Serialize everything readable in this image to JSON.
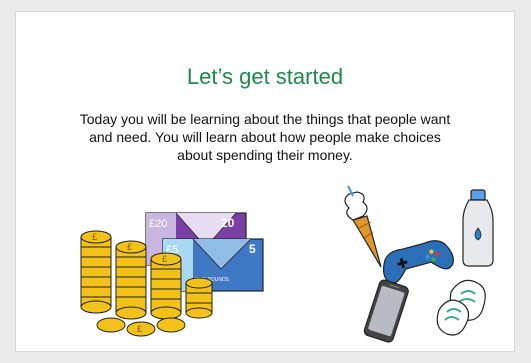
{
  "slide": {
    "title": "Let’s get started",
    "body": "Today you will be learning about the things that people want and need. You will learn about how people make choices about spending their money."
  },
  "illustrations": {
    "money": {
      "note_20": {
        "symbol": "£20",
        "value": "20"
      },
      "note_5": {
        "symbol": "£5",
        "value": "5",
        "words": "FIVE POUNDS"
      },
      "coin_symbol": "£"
    },
    "items": [
      "ice-cream",
      "game-controller",
      "water-bottle",
      "mobile-phone",
      "trainers"
    ]
  },
  "colors": {
    "title": "#1d8a4a",
    "coin": "#f2c21b",
    "note_20": "#7b3fa6",
    "note_5": "#3f78c4"
  }
}
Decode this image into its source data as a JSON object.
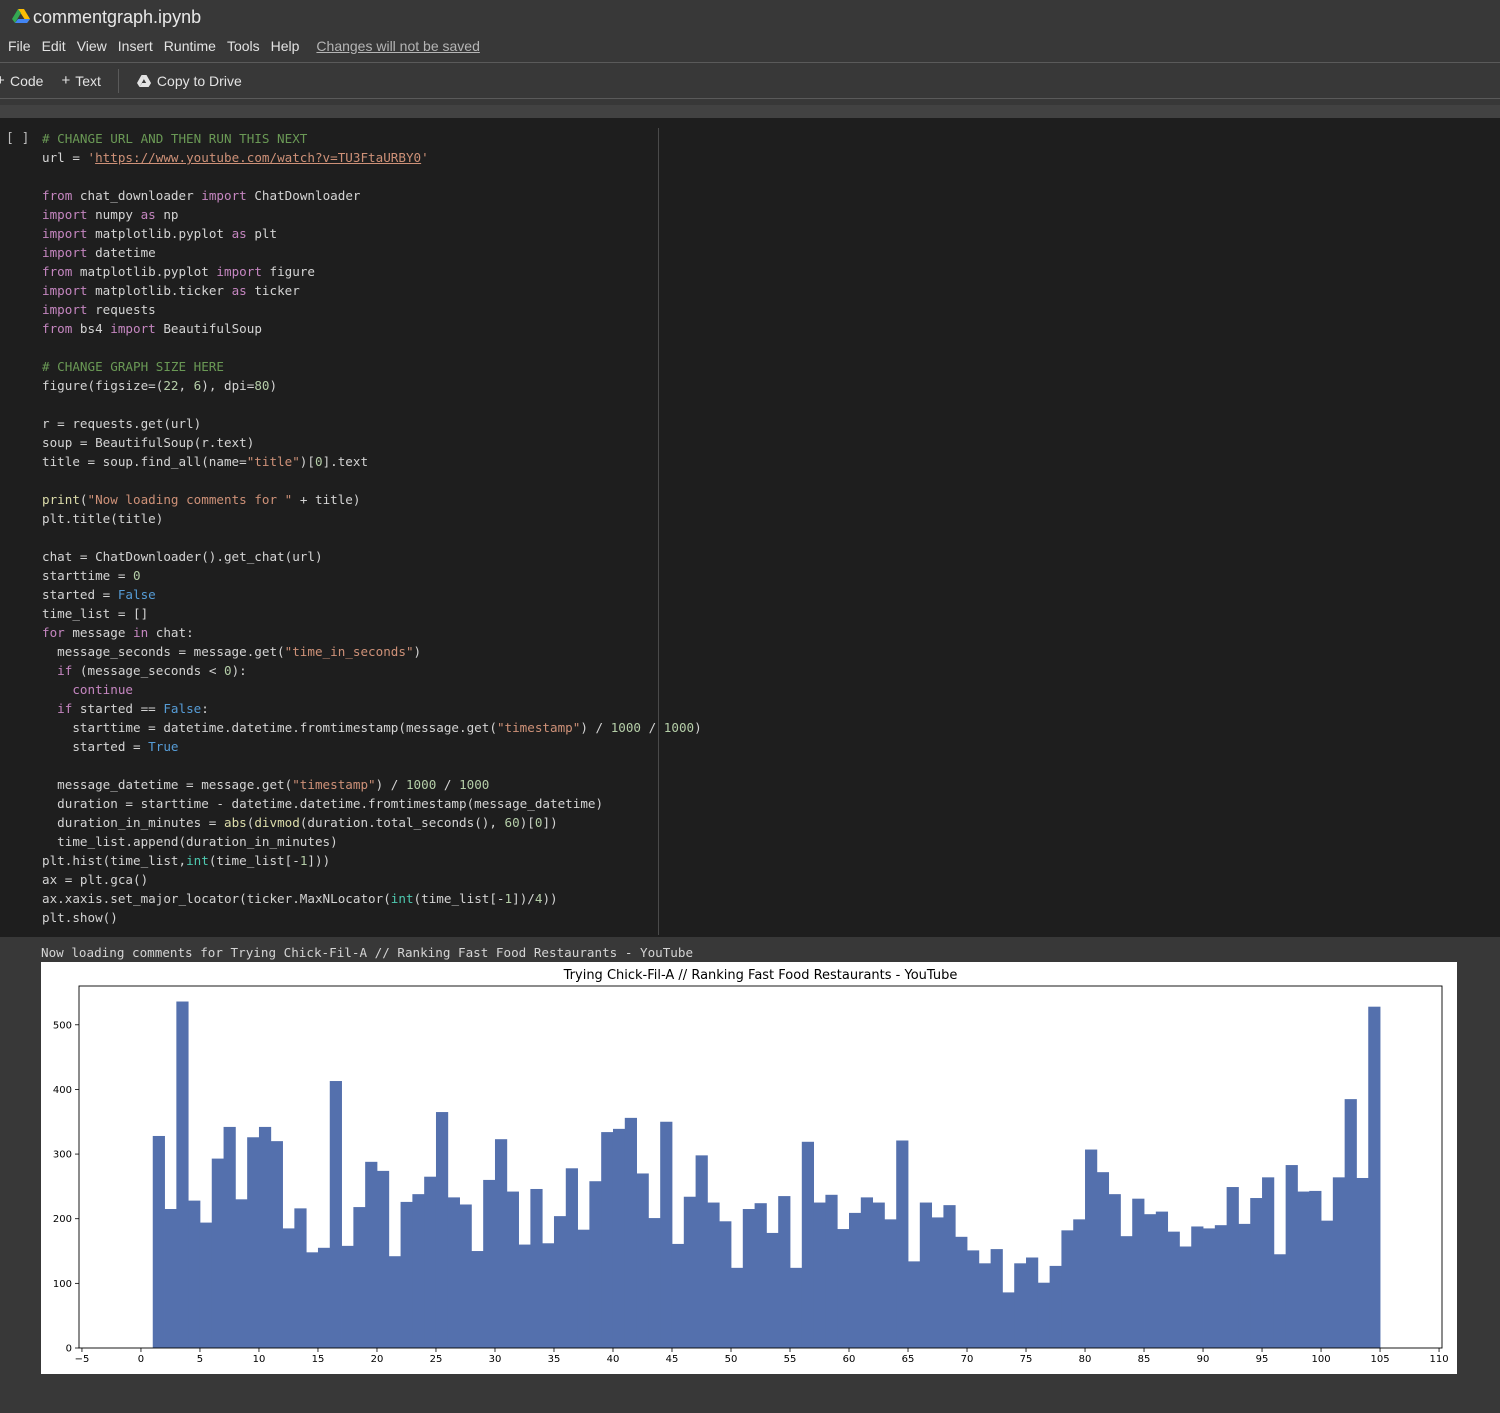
{
  "notebook": {
    "title": "commentgraph.ipynb"
  },
  "menu": {
    "items": [
      "File",
      "Edit",
      "View",
      "Insert",
      "Runtime",
      "Tools",
      "Help"
    ],
    "changes_notice": "Changes will not be saved"
  },
  "toolbar": {
    "code_label": "Code",
    "text_label": "Text",
    "copy_label": "Copy to Drive"
  },
  "cell": {
    "run_indicator": "[ ]",
    "code_lines": [
      [
        [
          "c",
          "# CHANGE URL AND THEN RUN THIS NEXT"
        ]
      ],
      [
        [
          "",
          "url = "
        ],
        [
          "s",
          "'"
        ],
        [
          "url",
          "https://www.youtube.com/watch?v=TU3FtaURBY0"
        ],
        [
          "s",
          "'"
        ]
      ],
      [],
      [
        [
          "k",
          "from"
        ],
        [
          "",
          " chat_downloader "
        ],
        [
          "k",
          "import"
        ],
        [
          "",
          " ChatDownloader"
        ]
      ],
      [
        [
          "k",
          "import"
        ],
        [
          "",
          " numpy "
        ],
        [
          "k",
          "as"
        ],
        [
          "",
          " np"
        ]
      ],
      [
        [
          "k",
          "import"
        ],
        [
          "",
          " matplotlib.pyplot "
        ],
        [
          "k",
          "as"
        ],
        [
          "",
          " plt"
        ]
      ],
      [
        [
          "k",
          "import"
        ],
        [
          "",
          " datetime"
        ]
      ],
      [
        [
          "k",
          "from"
        ],
        [
          "",
          " matplotlib.pyplot "
        ],
        [
          "k",
          "import"
        ],
        [
          "",
          " figure"
        ]
      ],
      [
        [
          "k",
          "import"
        ],
        [
          "",
          " matplotlib.ticker "
        ],
        [
          "k",
          "as"
        ],
        [
          "",
          " ticker"
        ]
      ],
      [
        [
          "k",
          "import"
        ],
        [
          "",
          " requests"
        ]
      ],
      [
        [
          "k",
          "from"
        ],
        [
          "",
          " bs4 "
        ],
        [
          "k",
          "import"
        ],
        [
          "",
          " BeautifulSoup"
        ]
      ],
      [],
      [
        [
          "c",
          "# CHANGE GRAPH SIZE HERE"
        ]
      ],
      [
        [
          "",
          "figure(figsize=("
        ],
        [
          "n",
          "22"
        ],
        [
          "",
          ", "
        ],
        [
          "n",
          "6"
        ],
        [
          "",
          "), dpi="
        ],
        [
          "n",
          "80"
        ],
        [
          "",
          ")"
        ]
      ],
      [],
      [
        [
          "",
          "r = requests.get(url)"
        ]
      ],
      [
        [
          "",
          "soup = BeautifulSoup(r.text)"
        ]
      ],
      [
        [
          "",
          "title = soup.find_all(name="
        ],
        [
          "s",
          "\"title\""
        ],
        [
          "",
          ")["
        ],
        [
          "n",
          "0"
        ],
        [
          "",
          "].text"
        ]
      ],
      [],
      [
        [
          "f",
          "print"
        ],
        [
          "",
          "("
        ],
        [
          "s",
          "\"Now loading comments for \""
        ],
        [
          "",
          " + title)"
        ]
      ],
      [
        [
          "",
          "plt.title(title)"
        ]
      ],
      [],
      [
        [
          "",
          "chat = ChatDownloader().get_chat(url)"
        ]
      ],
      [
        [
          "",
          "starttime = "
        ],
        [
          "n",
          "0"
        ]
      ],
      [
        [
          "",
          "started = "
        ],
        [
          "b",
          "False"
        ]
      ],
      [
        [
          "",
          "time_list = []"
        ]
      ],
      [
        [
          "k",
          "for"
        ],
        [
          "",
          " message "
        ],
        [
          "k",
          "in"
        ],
        [
          "",
          " chat:"
        ]
      ],
      [
        [
          "",
          "  message_seconds = message.get("
        ],
        [
          "s",
          "\"time_in_seconds\""
        ],
        [
          "",
          ")"
        ]
      ],
      [
        [
          "",
          "  "
        ],
        [
          "k",
          "if"
        ],
        [
          "",
          " (message_seconds < "
        ],
        [
          "n",
          "0"
        ],
        [
          "",
          "):"
        ]
      ],
      [
        [
          "",
          "    "
        ],
        [
          "k",
          "continue"
        ]
      ],
      [
        [
          "",
          "  "
        ],
        [
          "k",
          "if"
        ],
        [
          "",
          " started == "
        ],
        [
          "b",
          "False"
        ],
        [
          "",
          ":"
        ]
      ],
      [
        [
          "",
          "    starttime = datetime.datetime.fromtimestamp(message.get("
        ],
        [
          "s",
          "\"timestamp\""
        ],
        [
          "",
          ") / "
        ],
        [
          "n",
          "1000"
        ],
        [
          "",
          " / "
        ],
        [
          "n",
          "1000"
        ],
        [
          "",
          ")"
        ]
      ],
      [
        [
          "",
          "    started = "
        ],
        [
          "b",
          "True"
        ]
      ],
      [],
      [
        [
          "",
          "  message_datetime = message.get("
        ],
        [
          "s",
          "\"timestamp\""
        ],
        [
          "",
          ") / "
        ],
        [
          "n",
          "1000"
        ],
        [
          "",
          " / "
        ],
        [
          "n",
          "1000"
        ]
      ],
      [
        [
          "",
          "  duration = starttime - datetime.datetime.fromtimestamp(message_datetime)"
        ]
      ],
      [
        [
          "",
          "  duration_in_minutes = "
        ],
        [
          "f",
          "abs"
        ],
        [
          "",
          "("
        ],
        [
          "f",
          "divmod"
        ],
        [
          "",
          "(duration.total_seconds(), "
        ],
        [
          "n",
          "60"
        ],
        [
          "",
          ")["
        ],
        [
          "n",
          "0"
        ],
        [
          "",
          "])"
        ]
      ],
      [
        [
          "",
          "  time_list.append(duration_in_minutes)"
        ]
      ],
      [
        [
          "",
          "plt.hist(time_list,"
        ],
        [
          "bi",
          "int"
        ],
        [
          "",
          "(time_list[-"
        ],
        [
          "n",
          "1"
        ],
        [
          "",
          "]))"
        ]
      ],
      [
        [
          "",
          "ax = plt.gca()"
        ]
      ],
      [
        [
          "",
          "ax.xaxis.set_major_locator(ticker.MaxNLocator("
        ],
        [
          "bi",
          "int"
        ],
        [
          "",
          "(time_list[-"
        ],
        [
          "n",
          "1"
        ],
        [
          "",
          "])/"
        ],
        [
          "n",
          "4"
        ],
        [
          "",
          "))"
        ]
      ],
      [
        [
          "",
          "plt.show()"
        ]
      ]
    ]
  },
  "output": {
    "stdout": "Now loading comments for Trying Chick-Fil-A // Ranking Fast Food Restaurants - YouTube"
  },
  "chart_data": {
    "type": "bar",
    "title": "Trying Chick-Fil-A // Ranking Fast Food Restaurants - YouTube",
    "xlabel": "",
    "ylabel": "",
    "xlim": [
      -5.25,
      110.25
    ],
    "ylim": [
      0,
      560
    ],
    "x_ticks": [
      -5,
      0,
      5,
      10,
      15,
      20,
      25,
      30,
      35,
      40,
      45,
      50,
      55,
      60,
      65,
      70,
      75,
      80,
      85,
      90,
      95,
      100,
      105,
      110
    ],
    "y_ticks": [
      0,
      100,
      200,
      300,
      400,
      500
    ],
    "bin_start": 1,
    "bin_end": 105,
    "bar_color": "#5470ad",
    "values": [
      328,
      215,
      536,
      228,
      194,
      293,
      342,
      230,
      326,
      342,
      320,
      185,
      216,
      148,
      155,
      413,
      158,
      218,
      288,
      274,
      142,
      226,
      238,
      265,
      365,
      233,
      222,
      150,
      260,
      323,
      242,
      160,
      246,
      162,
      204,
      278,
      183,
      258,
      334,
      339,
      356,
      270,
      201,
      350,
      161,
      234,
      298,
      225,
      196,
      124,
      215,
      224,
      178,
      235,
      124,
      319,
      225,
      237,
      184,
      209,
      233,
      225,
      199,
      321,
      134,
      225,
      202,
      221,
      172,
      151,
      131,
      153,
      86,
      131,
      140,
      101,
      127,
      182,
      199,
      307,
      272,
      238,
      173,
      231,
      207,
      211,
      180,
      157,
      188,
      185,
      190,
      249,
      192,
      232,
      264,
      145,
      283,
      242,
      243,
      197,
      264,
      385,
      263,
      528
    ]
  }
}
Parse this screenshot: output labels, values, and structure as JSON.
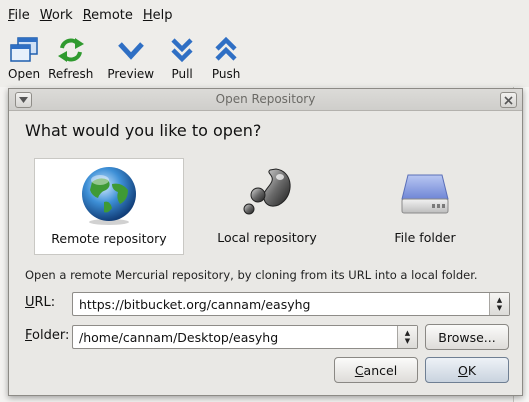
{
  "menubar": {
    "items": [
      {
        "label": "File",
        "mnemonic": "F",
        "rest": "ile"
      },
      {
        "label": "Work",
        "mnemonic": "W",
        "rest": "ork"
      },
      {
        "label": "Remote",
        "mnemonic": "R",
        "rest": "emote"
      },
      {
        "label": "Help",
        "mnemonic": "H",
        "rest": "elp"
      }
    ]
  },
  "toolbar": {
    "open": "Open",
    "refresh": "Refresh",
    "preview": "Preview",
    "pull": "Pull",
    "push": "Push"
  },
  "dialog": {
    "title": "Open Repository",
    "question": "What would you like to open?",
    "choices": {
      "remote": "Remote repository",
      "local": "Local repository",
      "folder": "File folder"
    },
    "selected_choice": "Remote repository",
    "description": "Open a remote Mercurial repository, by cloning from its URL into a local folder.",
    "url_label_mnemonic": "U",
    "url_label_rest": "RL:",
    "url_value": "https://bitbucket.org/cannam/easyhg",
    "folder_label_mnemonic": "F",
    "folder_label_rest": "older:",
    "folder_value": "/home/cannam/Desktop/easyhg",
    "browse_label": "Browse...",
    "cancel_mnemonic": "C",
    "cancel_rest": "ancel",
    "ok_mnemonic": "O",
    "ok_rest": "K"
  },
  "colors": {
    "toolbar_blue": "#2f6fc4",
    "refresh_green": "#2f9a2f"
  }
}
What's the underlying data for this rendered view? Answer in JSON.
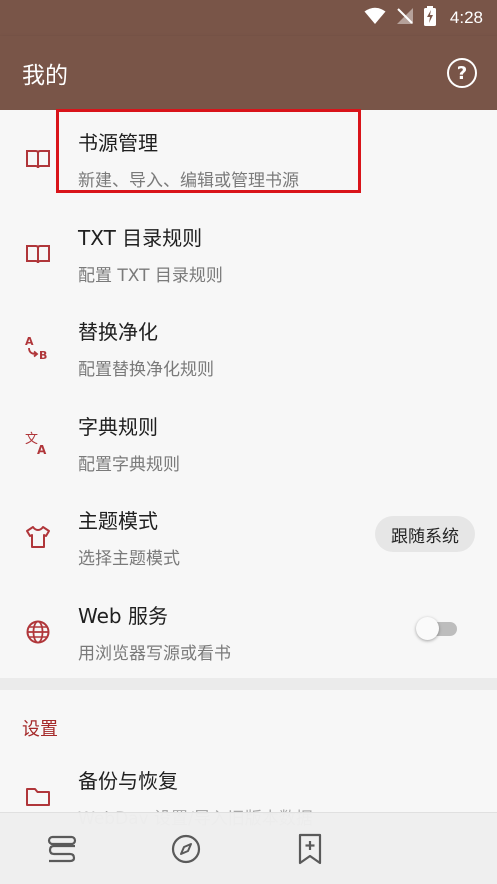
{
  "status_bar": {
    "time": "4:28"
  },
  "appbar": {
    "title": "我的",
    "help_icon": "help-circle-icon"
  },
  "items": [
    {
      "title": "书源管理",
      "subtitle": "新建、导入、编辑或管理书源",
      "icon": "book-open-icon"
    },
    {
      "title": "TXT 目录规则",
      "subtitle": "配置 TXT 目录规则",
      "icon": "book-open-icon"
    },
    {
      "title": "替换净化",
      "subtitle": "配置替换净化规则",
      "icon": "swap-ab-icon"
    },
    {
      "title": "字典规则",
      "subtitle": "配置字典规则",
      "icon": "translate-icon"
    },
    {
      "title": "主题模式",
      "subtitle": "选择主题模式",
      "icon": "shirt-icon",
      "value": "跟随系统"
    },
    {
      "title": "Web 服务",
      "subtitle": "用浏览器写源或看书",
      "icon": "globe-icon",
      "switch_on": false
    }
  ],
  "settings": {
    "section_title": "设置",
    "items": [
      {
        "title": "备份与恢复",
        "subtitle": "WebDav 设置/导入旧版本数据",
        "icon": "folder-icon"
      }
    ]
  },
  "bottom_nav": [
    {
      "icon": "bookshelf-icon"
    },
    {
      "icon": "compass-icon"
    },
    {
      "icon": "bookmark-add-icon"
    }
  ],
  "colors": {
    "primary": "#795548",
    "accent_icon": "#b0363a",
    "highlight_box": "#d9141a"
  }
}
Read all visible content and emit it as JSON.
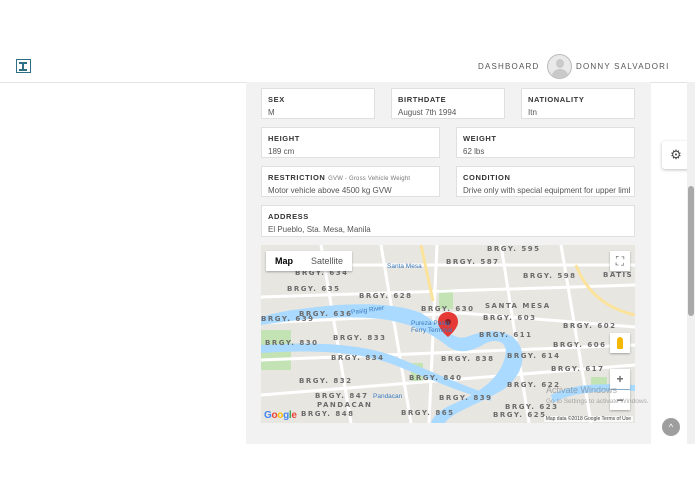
{
  "header": {
    "dashboard_label": "DASHBOARD",
    "user_name": "DONNY SALVADORI"
  },
  "profile": {
    "sex": {
      "label": "SEX",
      "value": "M"
    },
    "birthdate": {
      "label": "BIRTHDATE",
      "value": "August 7th 1994"
    },
    "nationality": {
      "label": "NATIONALITY",
      "value": "Itn"
    },
    "height": {
      "label": "HEIGHT",
      "value": "189 cm"
    },
    "weight": {
      "label": "WEIGHT",
      "value": "62 lbs"
    },
    "restriction": {
      "label": "RESTRICTION",
      "sublabel": "GVW - Gross Vehicle Weight",
      "value": "Motor vehicle above 4500 kg GVW"
    },
    "condition": {
      "label": "CONDITION",
      "value": "Drive only with special equipment for upper limbs"
    },
    "address": {
      "label": "ADDRESS",
      "value": "El Pueblo, Sta. Mesa, Manila"
    }
  },
  "map": {
    "tab_map": "Map",
    "tab_satellite": "Satellite",
    "labels": [
      "BRGY. 595",
      "BRGY. 587",
      "BRGY. 598",
      "BATIS",
      "BRGY. 634",
      "BRGY. 635",
      "BRGY. 628",
      "SANTA MESA",
      "BRGY. 603",
      "BRGY. 636",
      "BRGY. 630",
      "BRGY. 611",
      "BRGY. 602",
      "BRGY. 639",
      "BRGY. 833",
      "BRGY. 830",
      "BRGY. 606",
      "BRGY. 834",
      "BRGY. 838",
      "BRGY. 614",
      "BRGY. 617",
      "BRGY. 832",
      "BRGY. 840",
      "BRGY. 847",
      "BRGY. 622",
      "PANDACAN",
      "BRGY. 839",
      "BRGY. 623",
      "BRGY. 848",
      "BRGY. 865",
      "BRGY. 625"
    ],
    "places": {
      "santa_mesa_market": "Santa Mesa",
      "pasig_river": "Pasig River",
      "pureza_terminal": "Pureza Pasig\nFerry Terminal",
      "pandacan": "Pandacan"
    },
    "google_letters": [
      "G",
      "o",
      "o",
      "g",
      "l",
      "e"
    ],
    "attribution": "Map data ©2018 Google   Terms of Use",
    "watermark_title": "Activate Windows",
    "watermark_sub": "Go to Settings to activate Windows.",
    "colors": {
      "water": "#aadaff",
      "land": "#e8e6e1",
      "road": "#ffffff",
      "park": "#c4e3b5",
      "pin": "#e53935"
    }
  },
  "ui": {
    "gear_icon": "⚙",
    "scroll_up_icon": "^"
  }
}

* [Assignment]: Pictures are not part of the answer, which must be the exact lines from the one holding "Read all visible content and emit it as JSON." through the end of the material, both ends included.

* [Exercise answer]:
Read all visible content and emit it as JSON.
{
  "header": {
    "dashboard_label": "DASHBOARD",
    "user_name": "DONNY SALVADORI"
  },
  "profile": {
    "sex": {
      "label": "SEX",
      "value": "M"
    },
    "birthdate": {
      "label": "BIRTHDATE",
      "value": "August 7th 1994"
    },
    "nationality": {
      "label": "NATIONALITY",
      "value": "Itn"
    },
    "height": {
      "label": "HEIGHT",
      "value": "189 cm"
    },
    "weight": {
      "label": "WEIGHT",
      "value": "62 lbs"
    },
    "restriction": {
      "label": "RESTRICTION",
      "sublabel": "GVW - Gross Vehicle Weight",
      "value": "Motor vehicle above 4500 kg GVW"
    },
    "condition": {
      "label": "CONDITION",
      "value": "Drive only with special equipment for upper limbs"
    },
    "address": {
      "label": "ADDRESS",
      "value": "El Pueblo, Sta. Mesa, Manila"
    }
  },
  "map": {
    "tab_map": "Map",
    "tab_satellite": "Satellite",
    "labels": [
      "BRGY. 595",
      "BRGY. 587",
      "BRGY. 598",
      "BATIS",
      "BRGY. 634",
      "BRGY. 635",
      "BRGY. 628",
      "SANTA MESA",
      "BRGY. 603",
      "BRGY. 636",
      "BRGY. 630",
      "BRGY. 611",
      "BRGY. 602",
      "BRGY. 639",
      "BRGY. 833",
      "BRGY. 830",
      "BRGY. 606",
      "BRGY. 834",
      "BRGY. 838",
      "BRGY. 614",
      "BRGY. 617",
      "BRGY. 832",
      "BRGY. 840",
      "BRGY. 847",
      "BRGY. 622",
      "PANDACAN",
      "BRGY. 839",
      "BRGY. 623",
      "BRGY. 848",
      "BRGY. 865",
      "BRGY. 625"
    ],
    "places": {
      "santa_mesa_market": "Santa Mesa",
      "pasig_river": "Pasig River",
      "pureza_terminal": "Pureza Pasig\nFerry Terminal",
      "pandacan": "Pandacan"
    },
    "google_letters": [
      "G",
      "o",
      "o",
      "g",
      "l",
      "e"
    ],
    "attribution": "Map data ©2018 Google   Terms of Use",
    "watermark_title": "Activate Windows",
    "watermark_sub": "Go to Settings to activate Windows.",
    "colors": {
      "water": "#aadaff",
      "land": "#e8e6e1",
      "road": "#ffffff",
      "park": "#c4e3b5",
      "pin": "#e53935"
    }
  },
  "ui": {
    "gear_icon": "⚙",
    "scroll_up_icon": "^"
  }
}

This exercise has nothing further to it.